  16. Document 5 Feb 1982 CIA cable Describes Army sweep through the same area discussed in document 4, noting that no major guerrilla forces had been found but that since the Army has concluded the entire Indian population is pro-guerrilla, “the Army can be expected to give no quarter to combatants and non-combatants alike” and the army has therefore destroyed “a large number” of guerrilla collaborators

  17. Rio Negro, Guatemala

  18. Genocide • Prior to this period, binary logic of “you’re either with us, or you’re against us” => massive repression • Turning point: equation of indigenous identity with communism • This is where massive repression became genocide • 626 massacres • many communities wiped off map • idea was not to punish guerrillas, but to eliminate entire society which “hid” them

  19. Peace End of cold war, rise of human rights movement => • Awareness began to spread about what was happening; • International public opinion turned against Guatemalan government, encouraged peace process • 1996: Guatemalan government and guerrillas signed peace accords

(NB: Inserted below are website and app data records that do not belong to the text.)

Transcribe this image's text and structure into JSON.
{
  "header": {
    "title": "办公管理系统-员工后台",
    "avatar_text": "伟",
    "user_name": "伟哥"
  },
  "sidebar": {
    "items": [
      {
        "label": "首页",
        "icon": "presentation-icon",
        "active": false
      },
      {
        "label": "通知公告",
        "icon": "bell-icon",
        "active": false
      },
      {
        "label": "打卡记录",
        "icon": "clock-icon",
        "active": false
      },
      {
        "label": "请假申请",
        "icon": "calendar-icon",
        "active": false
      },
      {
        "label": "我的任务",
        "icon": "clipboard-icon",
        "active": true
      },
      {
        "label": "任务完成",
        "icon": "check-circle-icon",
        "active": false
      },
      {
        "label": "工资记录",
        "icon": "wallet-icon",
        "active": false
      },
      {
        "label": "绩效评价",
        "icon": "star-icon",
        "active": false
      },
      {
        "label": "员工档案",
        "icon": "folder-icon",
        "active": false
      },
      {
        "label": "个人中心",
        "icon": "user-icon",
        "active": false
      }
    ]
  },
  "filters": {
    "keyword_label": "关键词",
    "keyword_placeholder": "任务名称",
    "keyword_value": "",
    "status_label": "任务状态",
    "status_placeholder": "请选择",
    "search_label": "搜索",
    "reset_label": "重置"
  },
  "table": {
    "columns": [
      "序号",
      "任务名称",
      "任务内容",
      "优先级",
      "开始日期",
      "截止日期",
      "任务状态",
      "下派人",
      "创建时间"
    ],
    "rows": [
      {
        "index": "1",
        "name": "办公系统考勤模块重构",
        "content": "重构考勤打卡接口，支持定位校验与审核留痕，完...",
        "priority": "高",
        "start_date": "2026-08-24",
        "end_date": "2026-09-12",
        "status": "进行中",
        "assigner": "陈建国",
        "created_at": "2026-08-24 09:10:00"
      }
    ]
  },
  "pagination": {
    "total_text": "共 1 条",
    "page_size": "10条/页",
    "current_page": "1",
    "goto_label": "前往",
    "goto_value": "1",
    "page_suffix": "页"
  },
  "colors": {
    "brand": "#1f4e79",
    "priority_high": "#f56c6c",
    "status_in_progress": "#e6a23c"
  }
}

  20. Human rights in Guatemala today • No one has been convicted of ordering human rights crimes committed during war • Those leading effort to change this continue to be threatened today

  21. Lessons? • The Guatemalan genocide happened in the name of saving democracy from terrorism • One recent study of Brazilian torturers (Huggins et al 2002) identifies certain characteristics of “atrocity environments”: • Secrecy and fear • Binary logic: “you’re either with us or you’re against us” • Climate of all-out war against internal enemy

  22. The erroneous belief that the end justifies the means converted Guatemala into a country of death and sadness. It should be remembered, once and for all, that there are no values superior to the lives of human beings, and thereby superior to the existence and well-being of an entire national community. —Commission for Historical Clarification, 1999

More Related